▶ _DATA IN THIS EXERCISE_:

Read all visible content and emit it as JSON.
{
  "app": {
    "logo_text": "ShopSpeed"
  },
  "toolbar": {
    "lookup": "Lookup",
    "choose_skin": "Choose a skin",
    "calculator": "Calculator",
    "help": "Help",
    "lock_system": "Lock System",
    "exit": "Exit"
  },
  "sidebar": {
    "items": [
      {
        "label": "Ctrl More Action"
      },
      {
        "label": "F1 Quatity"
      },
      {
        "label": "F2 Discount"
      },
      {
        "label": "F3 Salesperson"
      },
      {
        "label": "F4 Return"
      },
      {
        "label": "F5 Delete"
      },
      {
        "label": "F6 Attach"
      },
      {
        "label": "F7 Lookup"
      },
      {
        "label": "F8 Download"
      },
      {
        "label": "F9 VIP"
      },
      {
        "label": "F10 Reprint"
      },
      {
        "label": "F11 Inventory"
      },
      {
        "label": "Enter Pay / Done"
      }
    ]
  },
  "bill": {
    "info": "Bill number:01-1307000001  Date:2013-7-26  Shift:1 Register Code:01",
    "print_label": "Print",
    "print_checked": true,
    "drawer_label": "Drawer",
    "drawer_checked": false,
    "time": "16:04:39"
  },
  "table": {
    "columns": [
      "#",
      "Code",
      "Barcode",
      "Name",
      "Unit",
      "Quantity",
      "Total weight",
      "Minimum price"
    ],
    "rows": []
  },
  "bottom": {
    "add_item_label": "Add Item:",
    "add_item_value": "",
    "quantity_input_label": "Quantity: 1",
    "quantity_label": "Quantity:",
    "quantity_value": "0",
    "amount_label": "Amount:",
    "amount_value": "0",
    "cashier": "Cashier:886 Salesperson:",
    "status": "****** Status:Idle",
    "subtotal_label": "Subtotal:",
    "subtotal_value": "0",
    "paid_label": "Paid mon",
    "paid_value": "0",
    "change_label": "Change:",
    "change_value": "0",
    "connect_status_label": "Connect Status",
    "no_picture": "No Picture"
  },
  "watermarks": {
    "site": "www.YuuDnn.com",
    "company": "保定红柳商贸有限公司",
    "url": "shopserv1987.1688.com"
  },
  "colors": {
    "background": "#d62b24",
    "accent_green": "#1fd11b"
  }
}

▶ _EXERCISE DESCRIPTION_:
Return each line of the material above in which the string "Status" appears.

▶ _SOLUTION FOR THIS EXERCISE_:
    "status": "****** Status:Idle",
    "connect_status_label": "Connect Status",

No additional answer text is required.